Though she was handy with a hammer, my mother was fully feminine and always liked to look nice for my Dad. It wasn’t difficult because she had a movie-star quality to her beauty, complete with beauty mark on the cheek. I didn’t have one of those, or any other silver-screen features, but she tried to make me feel beautiful anyway. We curled our hair together and did our nails. We never went to anyone for manicures. My mother taught me to paint my nails the professional way: one brushstroke down each side of the nail lengthwise, finished by a third in the middle. That insured full coverage and a smooth finish.
My mother was one of those rare mothers who looked forward to the end of the school year and got a little down at the end of summer.
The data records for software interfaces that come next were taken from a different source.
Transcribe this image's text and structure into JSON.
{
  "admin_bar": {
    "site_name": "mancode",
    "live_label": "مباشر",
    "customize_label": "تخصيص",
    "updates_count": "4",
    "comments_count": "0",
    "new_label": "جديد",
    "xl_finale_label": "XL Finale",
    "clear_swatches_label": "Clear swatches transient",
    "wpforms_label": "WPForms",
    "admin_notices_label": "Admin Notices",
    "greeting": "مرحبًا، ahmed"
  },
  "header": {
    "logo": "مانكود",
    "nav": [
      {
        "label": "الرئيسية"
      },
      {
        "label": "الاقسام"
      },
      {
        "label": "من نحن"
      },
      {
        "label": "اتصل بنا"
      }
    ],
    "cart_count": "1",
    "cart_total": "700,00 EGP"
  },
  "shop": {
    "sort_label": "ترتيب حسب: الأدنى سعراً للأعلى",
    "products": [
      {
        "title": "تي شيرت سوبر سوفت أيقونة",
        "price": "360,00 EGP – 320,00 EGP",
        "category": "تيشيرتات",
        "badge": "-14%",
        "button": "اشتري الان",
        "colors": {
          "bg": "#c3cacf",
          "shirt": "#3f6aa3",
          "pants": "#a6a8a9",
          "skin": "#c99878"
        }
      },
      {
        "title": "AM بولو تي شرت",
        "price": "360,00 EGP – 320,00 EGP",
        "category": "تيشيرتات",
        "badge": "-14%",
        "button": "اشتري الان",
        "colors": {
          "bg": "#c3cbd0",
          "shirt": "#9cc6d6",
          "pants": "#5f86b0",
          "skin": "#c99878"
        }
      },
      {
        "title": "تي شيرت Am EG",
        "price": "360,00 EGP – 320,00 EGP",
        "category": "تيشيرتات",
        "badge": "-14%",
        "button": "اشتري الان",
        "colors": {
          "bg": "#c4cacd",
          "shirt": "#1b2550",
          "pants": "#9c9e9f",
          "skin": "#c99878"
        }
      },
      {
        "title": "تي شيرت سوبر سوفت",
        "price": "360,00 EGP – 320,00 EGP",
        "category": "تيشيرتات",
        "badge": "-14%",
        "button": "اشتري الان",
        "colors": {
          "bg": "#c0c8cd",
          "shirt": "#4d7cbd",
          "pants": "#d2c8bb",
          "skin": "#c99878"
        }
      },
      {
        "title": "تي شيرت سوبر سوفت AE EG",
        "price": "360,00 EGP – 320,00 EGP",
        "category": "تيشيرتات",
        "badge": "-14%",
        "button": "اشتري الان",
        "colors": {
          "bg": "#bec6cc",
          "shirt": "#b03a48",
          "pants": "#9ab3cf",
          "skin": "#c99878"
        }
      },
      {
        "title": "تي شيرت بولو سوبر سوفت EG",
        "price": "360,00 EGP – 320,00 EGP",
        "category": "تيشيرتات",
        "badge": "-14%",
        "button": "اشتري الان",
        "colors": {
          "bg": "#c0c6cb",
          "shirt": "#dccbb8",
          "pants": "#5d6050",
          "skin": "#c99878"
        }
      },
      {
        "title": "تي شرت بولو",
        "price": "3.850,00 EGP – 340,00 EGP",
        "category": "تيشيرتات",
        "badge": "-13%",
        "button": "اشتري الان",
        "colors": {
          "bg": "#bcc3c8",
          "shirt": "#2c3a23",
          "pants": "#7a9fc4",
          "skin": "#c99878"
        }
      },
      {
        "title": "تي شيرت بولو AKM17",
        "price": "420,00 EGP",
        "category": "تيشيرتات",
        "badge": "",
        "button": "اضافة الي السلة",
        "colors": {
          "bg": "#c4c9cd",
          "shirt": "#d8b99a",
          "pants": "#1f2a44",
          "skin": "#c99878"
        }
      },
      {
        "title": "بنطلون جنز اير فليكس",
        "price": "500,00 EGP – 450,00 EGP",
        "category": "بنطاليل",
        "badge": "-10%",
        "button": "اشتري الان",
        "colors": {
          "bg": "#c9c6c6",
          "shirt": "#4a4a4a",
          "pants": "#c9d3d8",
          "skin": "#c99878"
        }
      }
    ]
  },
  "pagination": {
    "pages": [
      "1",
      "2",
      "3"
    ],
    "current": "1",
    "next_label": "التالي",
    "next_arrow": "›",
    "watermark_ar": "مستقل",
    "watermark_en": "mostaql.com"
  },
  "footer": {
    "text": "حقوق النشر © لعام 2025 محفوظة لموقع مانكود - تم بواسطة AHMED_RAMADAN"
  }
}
When she got the first job of her married life, she took me with her to work. I did the filing while she learned the trade of the travel business to help fulfill my father’s dream of owning his own travel agency someday. When I was 12, my parents opened the doors of our family business. My mother taught me to write airline tickets and make hotel reservations and book rental cars. I wanted to dress just like her, so we went shopping and picked out matching outfits and wore them to work. And we looked pretty classy, I must say, even though we had gotten them at a little factory close-out store. We worked together all through my junior high and high school summers. She taught me that every client is important, and the customer is always right, and whatever mistake you make, there is a way to fix it, and you most certainly need to, but you never beat yourself up over it. She taught me, by example, to treat people well and establish a personal connection with them, not because it is good for business (which it is) but because people are people, not means to an end.
By including me in every little detail of her life, my mother instructed my heart. She taught me to think and to feel. But she never told me what I was supposed to think or how I was supposed to feel.
And so, I am different from my mother. I don’t entertain important people. I don’t cook dinner every day without a little help from the frozen department at Costco. I’ve never grown my own food, except for that one basil plant that ended up breeding gnats and had to be thrown away. I haven’t painted my nails since 1996, and I rarely curl my hair. I have never made a stitch of clothing or a favorite toy, and I will hire a seamstress if something needs a hem.
I do manage, however, to pull off a few things my mother never tried. I write and publish books and home school my children.
But I am like my mother in the ways that matter: I enjoy my children, share my faith with them, and I want them with me (except maybe in that two-square-foot area of the kitchen where I measure out ingredients.) So my mother’s legacy continues.
If you are reading this, Mom, I want to say Happy Mother’s Day and thank you for inviting me into every part of your life. It was a wonderful place. And now I have an invitation for you. Want to write a book?
Copyright 2015 Sherry Boas.
Photo copyright Sabine Nuffer (2013) via Pixabay, CC0 Public Domain.
About the Author
Sherry Boas is author of the Lily Series, which has grown into a beloved collection of novels whose characters’ lives are unpredictably transformed by a woman with Down syndrome. The former newspaper reporter and special needs adoptive mother of four is also author of A Mother's Bouquet: Rosary Meditations for Moms, Billowtail, Victoria's Sparrows, Little Maximus Myers, Archangela's Horse, and Wing Tip. She runs Caritas Press from her home office in stolen moments between over-cooking the pasta and forgetting to dust the chandelier. Find her work at CaritasPress.org.